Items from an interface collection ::
+++++

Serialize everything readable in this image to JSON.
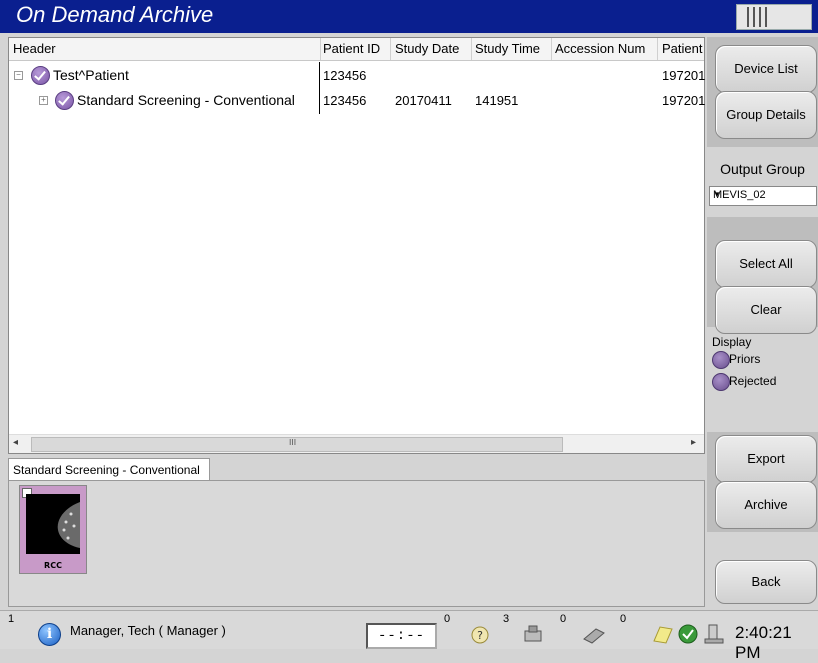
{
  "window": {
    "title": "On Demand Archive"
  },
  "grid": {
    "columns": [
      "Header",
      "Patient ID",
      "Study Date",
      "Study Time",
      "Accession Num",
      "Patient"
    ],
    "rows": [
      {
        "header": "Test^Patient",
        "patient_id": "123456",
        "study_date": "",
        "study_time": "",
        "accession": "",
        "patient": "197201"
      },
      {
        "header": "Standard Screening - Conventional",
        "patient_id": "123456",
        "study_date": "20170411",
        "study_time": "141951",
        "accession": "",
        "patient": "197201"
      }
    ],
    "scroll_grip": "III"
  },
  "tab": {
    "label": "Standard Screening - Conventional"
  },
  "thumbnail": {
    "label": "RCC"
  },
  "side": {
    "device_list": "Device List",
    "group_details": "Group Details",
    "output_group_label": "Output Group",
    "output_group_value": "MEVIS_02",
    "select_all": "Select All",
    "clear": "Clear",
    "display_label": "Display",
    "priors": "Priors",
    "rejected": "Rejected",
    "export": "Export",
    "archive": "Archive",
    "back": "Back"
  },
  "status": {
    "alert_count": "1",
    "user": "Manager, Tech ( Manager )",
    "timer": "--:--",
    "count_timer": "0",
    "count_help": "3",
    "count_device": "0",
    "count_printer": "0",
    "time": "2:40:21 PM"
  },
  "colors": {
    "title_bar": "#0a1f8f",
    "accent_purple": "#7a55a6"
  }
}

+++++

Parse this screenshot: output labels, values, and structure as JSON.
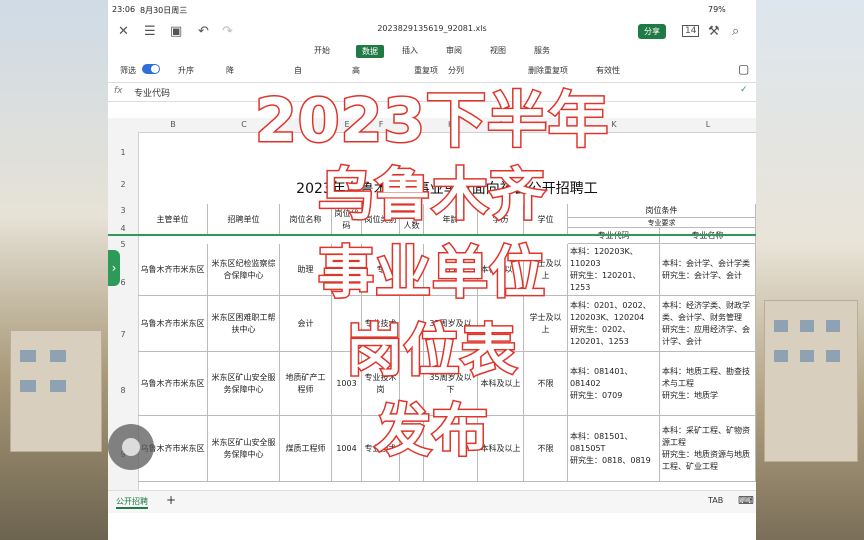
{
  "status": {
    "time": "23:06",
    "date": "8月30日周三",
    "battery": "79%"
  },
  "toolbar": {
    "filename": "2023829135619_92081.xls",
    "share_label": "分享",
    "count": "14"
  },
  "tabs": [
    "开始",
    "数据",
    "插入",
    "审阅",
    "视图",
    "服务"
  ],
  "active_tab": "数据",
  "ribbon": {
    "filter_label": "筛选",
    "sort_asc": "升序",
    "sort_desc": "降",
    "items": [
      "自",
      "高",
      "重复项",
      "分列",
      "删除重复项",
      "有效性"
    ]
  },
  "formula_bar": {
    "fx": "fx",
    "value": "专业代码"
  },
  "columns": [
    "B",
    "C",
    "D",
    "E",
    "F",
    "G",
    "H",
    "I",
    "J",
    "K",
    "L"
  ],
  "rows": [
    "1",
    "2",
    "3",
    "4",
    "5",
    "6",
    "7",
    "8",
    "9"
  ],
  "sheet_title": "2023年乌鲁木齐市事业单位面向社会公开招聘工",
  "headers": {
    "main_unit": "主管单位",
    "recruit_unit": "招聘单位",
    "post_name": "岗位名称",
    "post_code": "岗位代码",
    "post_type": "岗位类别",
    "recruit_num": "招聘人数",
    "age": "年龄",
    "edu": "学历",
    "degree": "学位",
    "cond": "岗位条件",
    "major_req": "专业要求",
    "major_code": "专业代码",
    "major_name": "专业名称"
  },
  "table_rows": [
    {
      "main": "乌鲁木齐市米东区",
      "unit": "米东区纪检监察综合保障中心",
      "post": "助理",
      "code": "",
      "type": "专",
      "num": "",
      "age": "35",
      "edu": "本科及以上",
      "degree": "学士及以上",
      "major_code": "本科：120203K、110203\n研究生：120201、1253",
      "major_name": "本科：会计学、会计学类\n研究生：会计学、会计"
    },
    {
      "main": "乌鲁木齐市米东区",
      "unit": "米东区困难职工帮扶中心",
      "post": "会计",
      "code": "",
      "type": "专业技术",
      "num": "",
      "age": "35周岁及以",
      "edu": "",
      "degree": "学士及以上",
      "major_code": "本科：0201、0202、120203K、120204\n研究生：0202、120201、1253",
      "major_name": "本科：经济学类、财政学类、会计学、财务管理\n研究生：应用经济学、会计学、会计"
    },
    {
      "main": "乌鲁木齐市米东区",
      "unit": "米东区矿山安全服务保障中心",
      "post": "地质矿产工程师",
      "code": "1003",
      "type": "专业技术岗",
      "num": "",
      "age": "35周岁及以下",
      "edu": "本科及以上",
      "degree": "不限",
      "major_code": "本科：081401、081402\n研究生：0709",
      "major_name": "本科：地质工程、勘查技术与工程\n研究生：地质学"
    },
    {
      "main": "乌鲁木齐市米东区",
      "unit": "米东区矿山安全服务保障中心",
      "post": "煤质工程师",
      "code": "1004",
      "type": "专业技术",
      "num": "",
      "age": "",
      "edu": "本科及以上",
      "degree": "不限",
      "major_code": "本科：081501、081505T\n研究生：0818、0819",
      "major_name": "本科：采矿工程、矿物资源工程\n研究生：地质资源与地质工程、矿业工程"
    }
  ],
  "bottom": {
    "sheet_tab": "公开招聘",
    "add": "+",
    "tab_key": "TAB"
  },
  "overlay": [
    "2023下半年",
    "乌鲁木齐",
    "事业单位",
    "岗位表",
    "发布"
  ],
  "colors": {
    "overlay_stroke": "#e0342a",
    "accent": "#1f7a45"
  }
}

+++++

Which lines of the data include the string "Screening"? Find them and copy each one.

Written solution ::
        "header": "Standard Screening - Conventional",
    "label": "Standard Screening - Conventional"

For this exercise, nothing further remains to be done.